Gokmen, Yu Zhu, David B. Mitzi
Energy from the sun reaching the earth’s surface amounts to
several thousand times our global consumption of electricity. Yet electricity
from photovoltaic (PV) solar cells currently contributes significantly less
than one percent of worldwide production. Of the numerous existing PV
technologies, none so far have combined the virtues of being highly efficient,
cheaply scalable and made with abundantly available materials.
IBM’s Materials Science team has partnered with Solar
Frontier, Tokyo Ohka Kogyo (TOK) and DelSolar to develop an efficient and
affordable PV cell made of abundant natural materials. So far, the tests of our
Cu2ZnSn(S,Se)4 (made of readily available copper, zinc,
and tin, and referred to as CZTS) thin-film devices have achieved a
world-record PV solar-to-electric power conversion efficiency of 11.1 percent
(10 percent better than any previous reports) for this class of semiconductors.
And it can be manufactured by simple ink-based techniques such as printing or
What makes CZTS
Currently, the most widespread PV semiconductors, made of
crystalline silicon, are abundant and highly efficient.
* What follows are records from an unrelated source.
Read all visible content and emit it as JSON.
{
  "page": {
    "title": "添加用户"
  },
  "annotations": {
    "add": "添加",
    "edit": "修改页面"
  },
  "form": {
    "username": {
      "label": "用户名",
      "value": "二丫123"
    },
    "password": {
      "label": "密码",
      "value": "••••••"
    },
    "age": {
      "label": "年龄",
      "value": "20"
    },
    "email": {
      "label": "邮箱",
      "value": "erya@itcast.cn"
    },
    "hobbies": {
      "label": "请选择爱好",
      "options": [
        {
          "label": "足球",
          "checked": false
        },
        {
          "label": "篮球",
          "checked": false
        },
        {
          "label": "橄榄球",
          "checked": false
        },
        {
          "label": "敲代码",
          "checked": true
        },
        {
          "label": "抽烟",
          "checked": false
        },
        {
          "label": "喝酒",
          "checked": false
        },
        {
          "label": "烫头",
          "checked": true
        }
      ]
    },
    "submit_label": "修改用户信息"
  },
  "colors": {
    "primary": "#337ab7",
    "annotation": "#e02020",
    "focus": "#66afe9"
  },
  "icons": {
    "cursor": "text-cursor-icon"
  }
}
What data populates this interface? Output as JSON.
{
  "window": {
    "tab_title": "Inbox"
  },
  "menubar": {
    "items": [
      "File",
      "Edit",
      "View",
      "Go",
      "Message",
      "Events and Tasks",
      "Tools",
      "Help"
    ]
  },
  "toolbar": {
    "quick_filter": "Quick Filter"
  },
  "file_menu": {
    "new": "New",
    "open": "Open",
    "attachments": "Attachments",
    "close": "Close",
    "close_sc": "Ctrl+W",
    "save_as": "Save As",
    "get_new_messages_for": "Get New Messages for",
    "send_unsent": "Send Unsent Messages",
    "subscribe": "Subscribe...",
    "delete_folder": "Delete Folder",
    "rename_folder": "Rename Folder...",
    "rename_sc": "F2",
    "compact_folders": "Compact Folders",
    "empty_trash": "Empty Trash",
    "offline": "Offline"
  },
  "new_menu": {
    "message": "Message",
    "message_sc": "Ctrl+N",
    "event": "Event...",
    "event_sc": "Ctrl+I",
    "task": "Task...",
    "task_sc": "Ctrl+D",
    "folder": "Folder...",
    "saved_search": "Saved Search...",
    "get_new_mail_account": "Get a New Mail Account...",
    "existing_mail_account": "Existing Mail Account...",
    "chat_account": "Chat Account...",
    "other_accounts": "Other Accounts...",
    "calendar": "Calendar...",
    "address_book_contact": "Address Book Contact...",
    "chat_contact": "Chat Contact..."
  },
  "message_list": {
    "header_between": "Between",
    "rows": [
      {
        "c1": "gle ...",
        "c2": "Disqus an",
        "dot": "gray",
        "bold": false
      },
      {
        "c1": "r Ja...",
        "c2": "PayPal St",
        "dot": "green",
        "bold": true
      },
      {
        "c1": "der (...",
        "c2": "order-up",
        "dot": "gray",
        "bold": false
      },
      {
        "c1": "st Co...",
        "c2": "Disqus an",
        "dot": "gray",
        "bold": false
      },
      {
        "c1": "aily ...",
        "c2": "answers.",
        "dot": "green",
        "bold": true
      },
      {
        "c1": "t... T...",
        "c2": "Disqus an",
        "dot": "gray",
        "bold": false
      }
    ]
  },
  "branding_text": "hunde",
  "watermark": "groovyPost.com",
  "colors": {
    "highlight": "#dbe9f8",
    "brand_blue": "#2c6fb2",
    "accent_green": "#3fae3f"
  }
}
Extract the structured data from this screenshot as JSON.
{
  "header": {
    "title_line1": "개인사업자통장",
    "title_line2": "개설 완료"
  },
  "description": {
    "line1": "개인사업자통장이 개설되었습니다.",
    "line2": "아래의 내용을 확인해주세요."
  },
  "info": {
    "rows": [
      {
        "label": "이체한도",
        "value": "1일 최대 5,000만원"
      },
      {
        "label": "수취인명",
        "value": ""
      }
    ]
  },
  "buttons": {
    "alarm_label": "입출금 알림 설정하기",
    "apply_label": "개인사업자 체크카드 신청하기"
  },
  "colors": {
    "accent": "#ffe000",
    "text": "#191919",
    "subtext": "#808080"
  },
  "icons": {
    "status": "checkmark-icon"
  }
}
They’re in panels used
for everything from home electricity to the International Space Station.
However, they have extremely high material purity requirements (>99.9999
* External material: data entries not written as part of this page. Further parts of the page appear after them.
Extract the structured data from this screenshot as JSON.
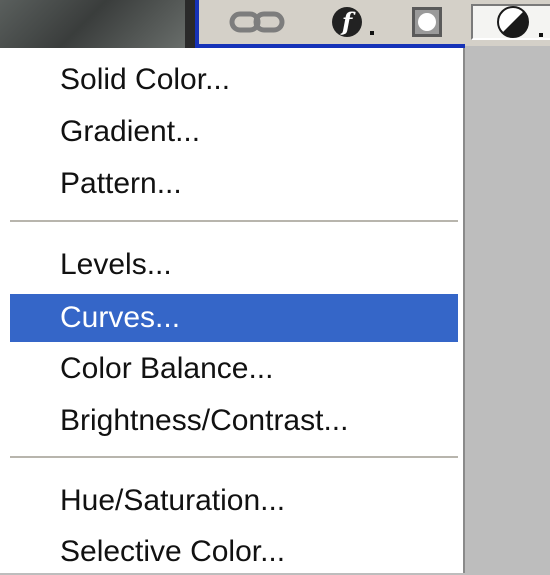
{
  "toolbar": {
    "icons": [
      "link-layers-icon",
      "layer-style-icon",
      "layer-mask-icon",
      "adjustment-layer-icon"
    ]
  },
  "menu": {
    "items": [
      {
        "label": "Solid Color..."
      },
      {
        "label": "Gradient..."
      },
      {
        "label": "Pattern..."
      },
      {
        "label": "Levels..."
      },
      {
        "label": "Curves...",
        "highlighted": true
      },
      {
        "label": "Color Balance..."
      },
      {
        "label": "Brightness/Contrast..."
      },
      {
        "label": "Hue/Saturation..."
      },
      {
        "label": "Selective Color..."
      }
    ]
  },
  "colors": {
    "highlight": "#3566c8",
    "toolbar_border": "#1532b8",
    "menu_bg": "#ffffff",
    "toolbar_bg": "#d4d0c8"
  }
}
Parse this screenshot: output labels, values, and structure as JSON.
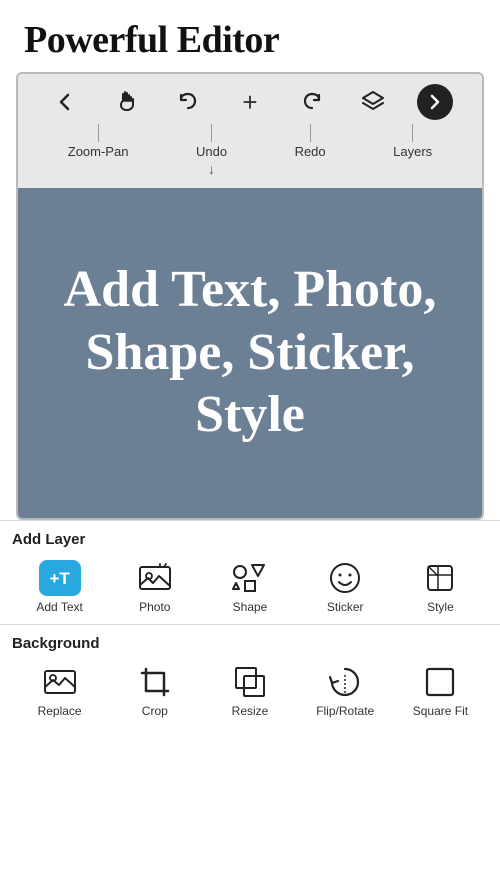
{
  "page": {
    "title": "Powerful Editor"
  },
  "toolbar": {
    "icons": [
      {
        "name": "back-icon",
        "symbol": "←",
        "interactable": true
      },
      {
        "name": "pan-icon",
        "symbol": "✋",
        "interactable": true
      },
      {
        "name": "undo-icon",
        "symbol": "↩",
        "interactable": true
      },
      {
        "name": "add-icon",
        "symbol": "+",
        "interactable": true
      },
      {
        "name": "redo-icon",
        "symbol": "↪",
        "interactable": true
      },
      {
        "name": "layers-icon",
        "symbol": "⧉",
        "interactable": true
      },
      {
        "name": "next-icon",
        "symbol": "→",
        "interactable": true
      }
    ],
    "labels": [
      {
        "name": "zoom-pan-label",
        "text": "Zoom-Pan",
        "hasLine": true,
        "lineLeft": true
      },
      {
        "name": "undo-label",
        "text": "Undo",
        "hasLine": true,
        "hasArrow": true
      },
      {
        "name": "redo-label",
        "text": "Redo",
        "hasLine": true
      },
      {
        "name": "layers-label",
        "text": "Layers",
        "hasLine": true
      }
    ]
  },
  "canvas": {
    "text": "Add Text, Photo, Shape, Sticker, Style",
    "bg_color": "#6b7f95"
  },
  "add_layer": {
    "section_label": "Add Layer",
    "items": [
      {
        "name": "add-text-item",
        "label": "Add Text",
        "icon_type": "add-text"
      },
      {
        "name": "photo-item",
        "label": "Photo",
        "icon_type": "photo"
      },
      {
        "name": "shape-item",
        "label": "Shape",
        "icon_type": "shape"
      },
      {
        "name": "sticker-item",
        "label": "Sticker",
        "icon_type": "sticker"
      },
      {
        "name": "style-item",
        "label": "Style",
        "icon_type": "style"
      }
    ]
  },
  "background": {
    "section_label": "Background",
    "items": [
      {
        "name": "replace-item",
        "label": "Replace",
        "icon_type": "replace"
      },
      {
        "name": "crop-item",
        "label": "Crop",
        "icon_type": "crop"
      },
      {
        "name": "resize-item",
        "label": "Resize",
        "icon_type": "resize"
      },
      {
        "name": "flip-rotate-item",
        "label": "Flip/Rotate",
        "icon_type": "flip-rotate"
      },
      {
        "name": "square-fit-item",
        "label": "Square Fit",
        "icon_type": "square-fit"
      }
    ]
  }
}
percent!), and the wafers are typically cut from large solid ingots and wired in
series to form PV modules – making it expensive and difficult to upscale.
Photos of IBM's CZTS Solar Cell Device.
Other thin-film chalcogenide materials
used in PV cells, such as Cu(In,Ga)(SSe)2 (CIGS) and CdTe, have been
developed to a performance level close to that of silicon, with inherently more
scalable processing. They are directly deposited on large-area, low-cost
substrates such as glass, metal or plastic foil. While CIGS and CdTe are easy
to integrate into buildings and consumer products, their compounds contain rare
and expensive elements that increase cost and limit their manufacturing levels
to less than 100 Gigawatts per year (worldwide continuous electricity
consumption is 15 Terawatts – 150 times greater than the level of what these
CIGS can produce).
Our CZTS PV cells could potentially yield up to 500 GW/year
– getting closer to the Terawatt levels of renewable electricity the planet
The focus of our joint-development team remains to further
increase this device efficiency and transfer the technology to
environmentally-friendly, high-throughput industrial manufacturing. The hope is
that within several years this new class of photovoltaic materials will begin
to contribute to the wider availability of lower-cost solar electricity.